NOTE- IN THE PALM SUNDAY AND GOOD FRIDAYT READINGS,  "the Jews" refers to the RELIGIOUS AUTHORITIES, who happened to be Jews. Ruthless prejudices developed as a result of this unfortunate ambiguity. How could the gospels be “anti-semitic”, when Jesus and all his disciples were Jewish? A bitter irony…
2)      "The Jews" and gogguzo connects this scene with the Jews who "complained" in the wilderness …. During the wilderness travels, God provided the people with manna in the wilderness (Ex 16:1-36; Num 11:7-9; John 6:31, 49), yet the people complained about it (Num 11:1-6), so that God would not allow any of the complainers into the Promised Land (Num 14:26-30). There is a whole lot of complaining after Jesus has fed this crowd (John 6:41, 43, 61), and some (even disciples) will not (cannot?) listen to his words of eternal life (and thus enter the "promised land"?).

3)      No one is able to come to me unless the Father who sent me would draw them" (v. 44a).
What does it mean to be "drawn" to Jesus? This word, elkuo, is used five times in John. The other verses are below.
  • 12:32 -- And I, when I am lifted up from the earth, will draw all people to myself."
  • 18:10 -- Then Simon Peter, who had a sword, drew it, struck the high priest's slave, and cut off his right ear. The slave's name was Malchus.
  • 21:6 -- He said to them, "Cast the net to the right side of the boat, and you will find some." So they cast it, and now they were not able to haul it in because there were so many fish.
  • 21:11 -- So Simon Peter went aboard and hauled the net ashore, full of large fish, a hundred fifty-three of them; and though there were so many, the net was not torn.
Can we speak of being “drawn” to Christ? “Hauled?” Do we feel like “fish being lured” into a relationship with an unseen reality?

4)      “…whoever believes has eternal life.”

·         Four times "having eternal life" is mentioned (vv. 40, 47, 54, 68). In every case, the verb (echo = to have) is in the present tense! Eternal life is a present possession.
·         Eternal life comes through
·         (1) seeing and believing in Jesus (vv. 40, 47)
(2) eating Jesus' flesh and drinking his blood (v. 54)
(3) (by implication) listening to Jesus' words (v. 68)

5)      THE “BREAD OF LIFE” sequence is reflective of the early church’s Eucharistic practice. For them, the weekly gathering for the Eucharistic meal was a renewal of their connection to the Risen Jesus, and a real participation in the eternal life of God.

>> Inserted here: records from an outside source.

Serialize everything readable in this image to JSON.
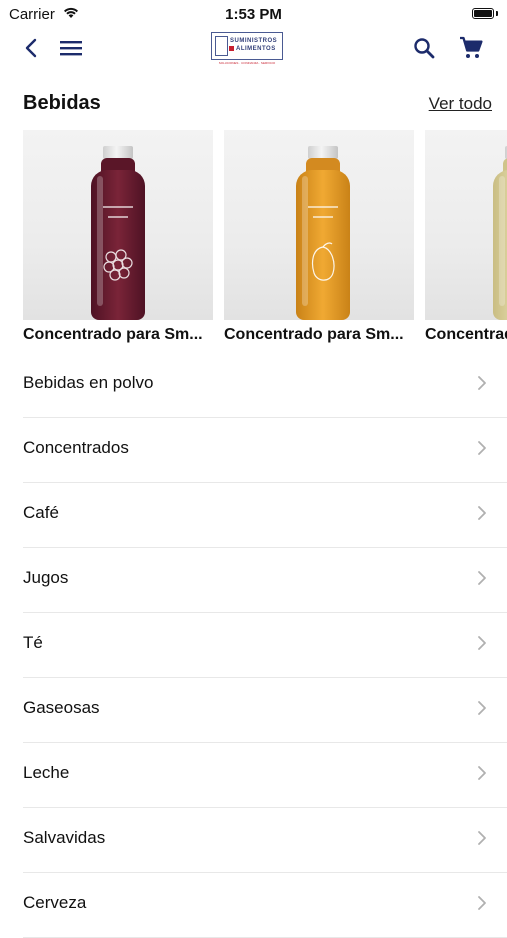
{
  "status": {
    "carrier": "Carrier",
    "time": "1:53 PM"
  },
  "nav": {
    "logo_line1": "SUMINISTROS",
    "logo_line2": "ALIMENTOS",
    "logo_tagline": "SOLUCIONES · CONFIANZA · SERVICIO"
  },
  "section": {
    "title": "Bebidas",
    "see_all": "Ver todo"
  },
  "products": [
    {
      "name": "Concentrado para Smoothie Mora",
      "display": "Concentrado para Sm...",
      "color": "#6e1f33"
    },
    {
      "name": "Concentrado para Smoothie Mango",
      "display": "Concentrado para Sm...",
      "color": "#e19a2a"
    },
    {
      "name": "Concentrado",
      "display": "Concentrado para Sm...",
      "color": "#d9cf9a"
    }
  ],
  "categories": [
    {
      "label": "Bebidas en polvo"
    },
    {
      "label": "Concentrados"
    },
    {
      "label": "Café"
    },
    {
      "label": "Jugos"
    },
    {
      "label": "Té"
    },
    {
      "label": "Gaseosas"
    },
    {
      "label": "Leche"
    },
    {
      "label": "Salvavidas"
    },
    {
      "label": "Cerveza"
    }
  ],
  "colors": {
    "accent": "#1c2b6b",
    "logo_red": "#c8202f"
  }
}
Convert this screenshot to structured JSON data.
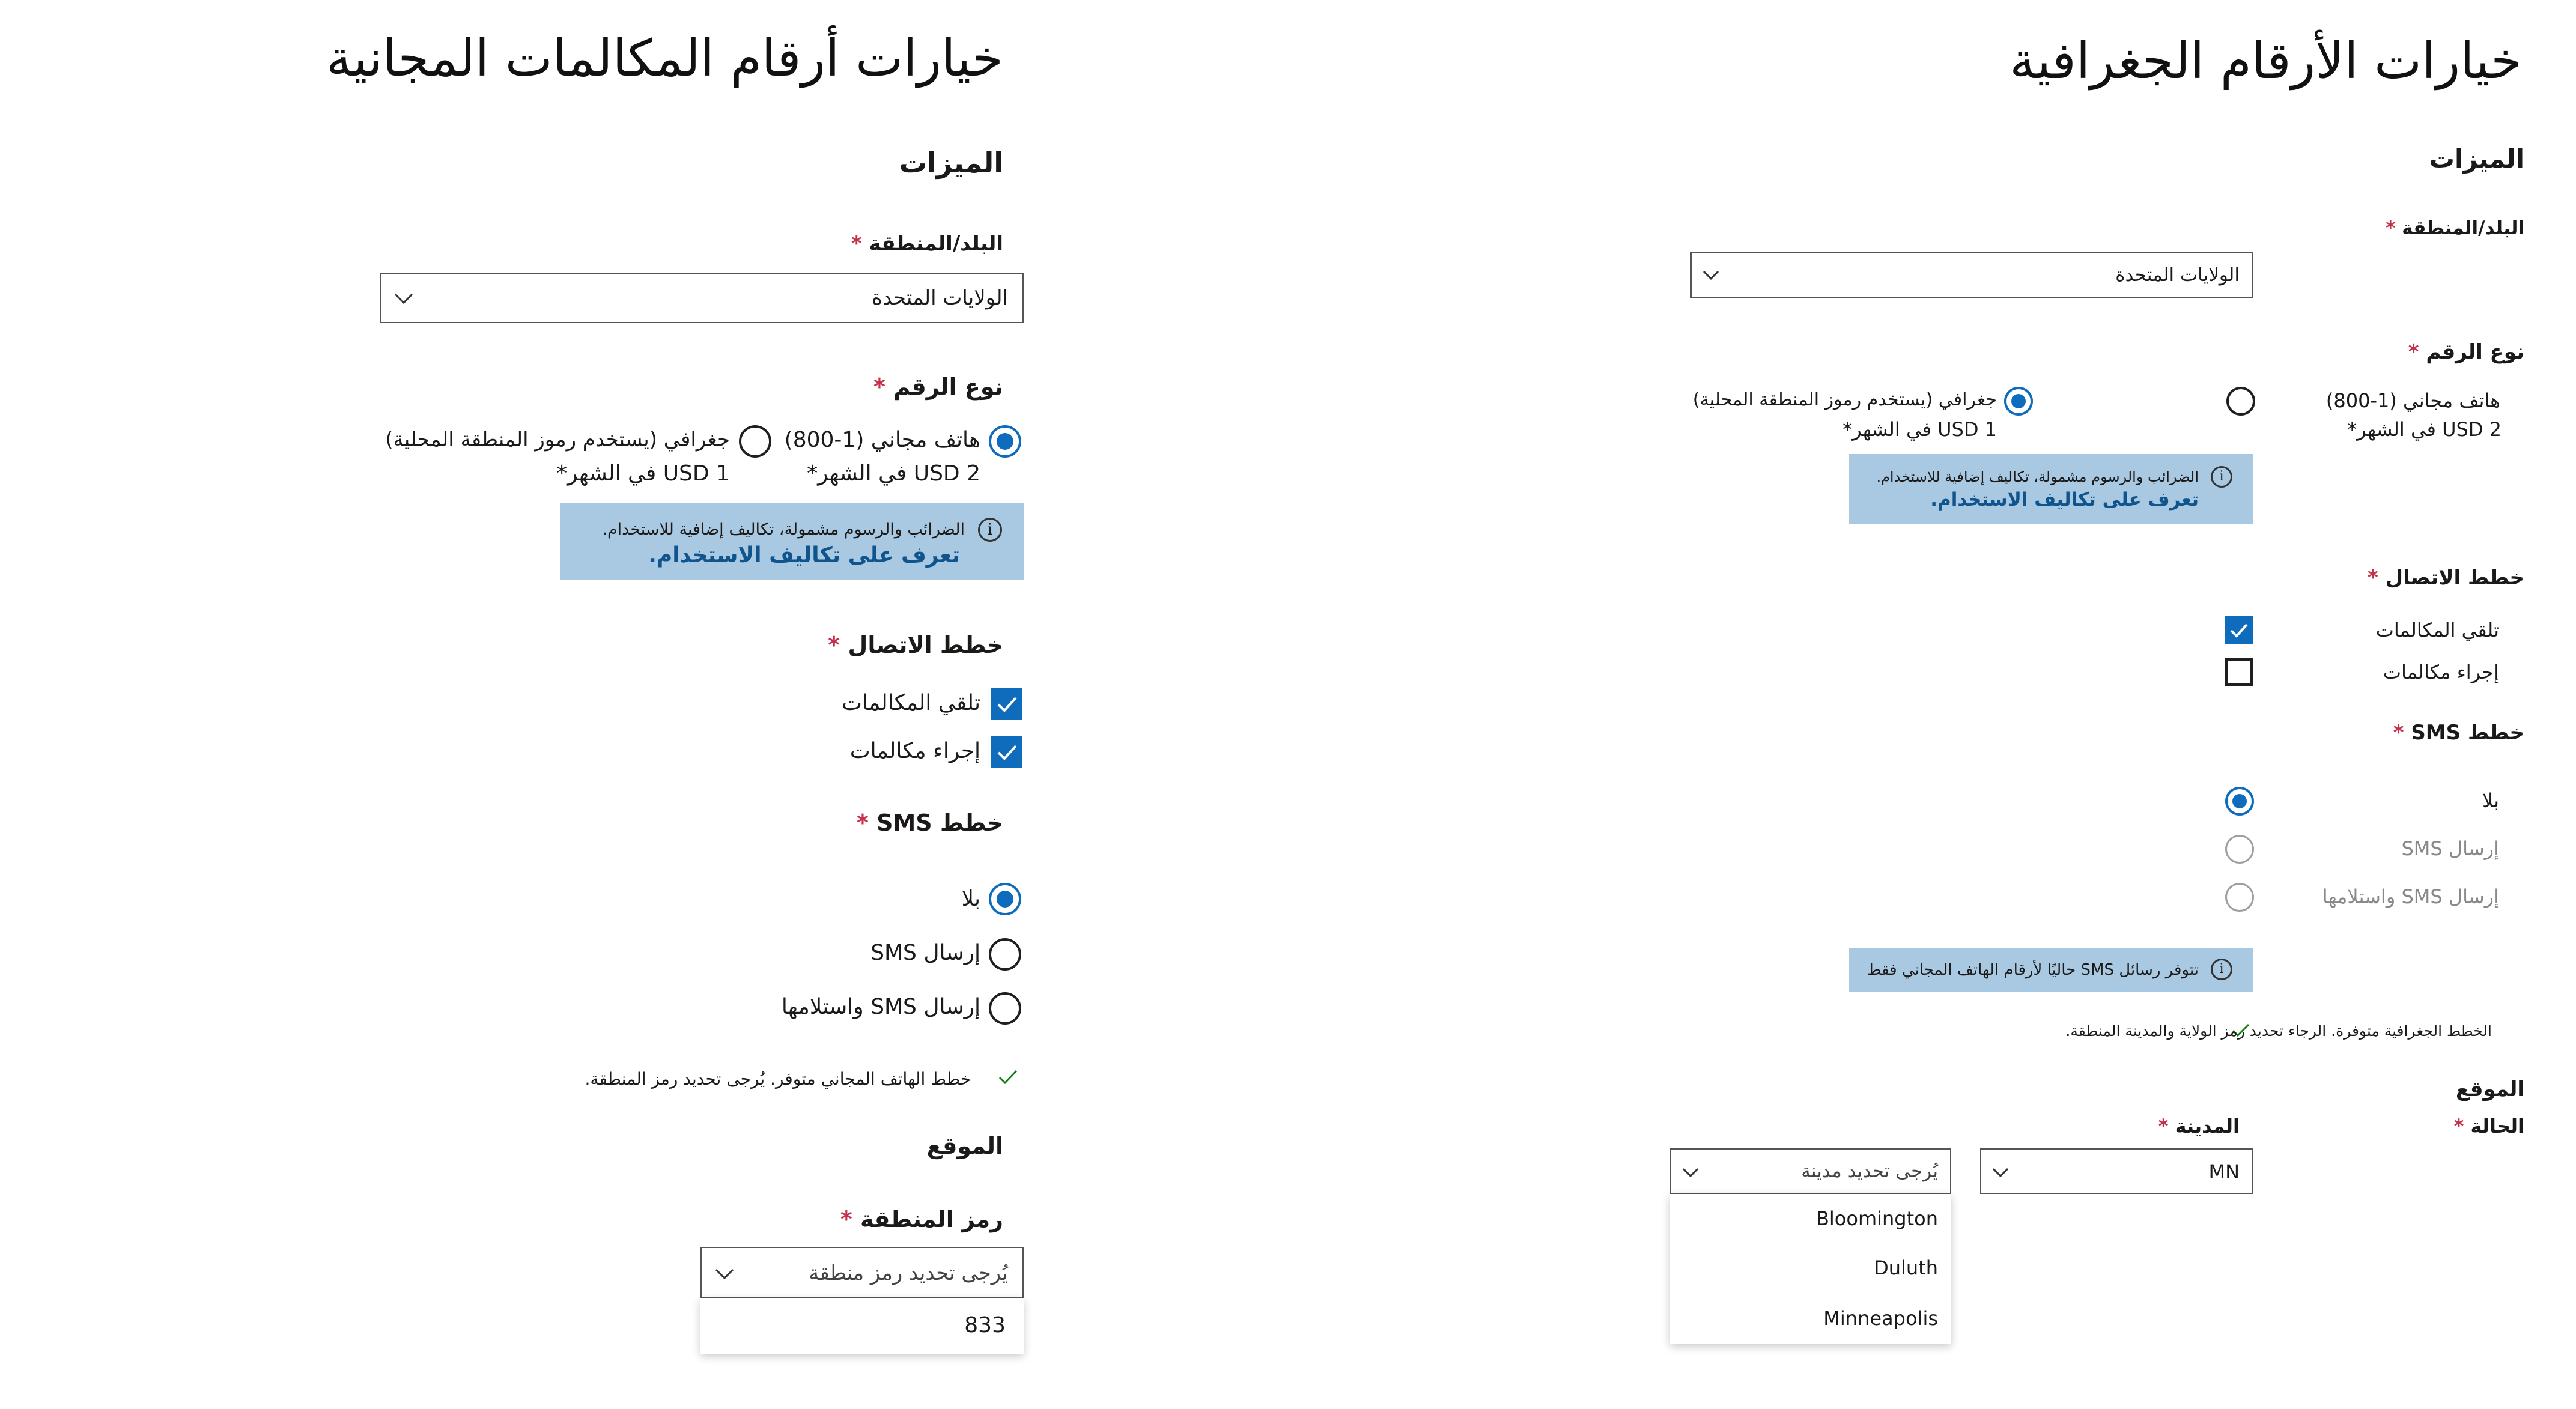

6)      “The only real fall of man is his noneucharistic life in a noneucharistic world.”
Alexander Schmemann, For the Life of the World: Sacraments and Orthodoxy

You tube “When David Heard” Tewksbury Abbey Schola Cant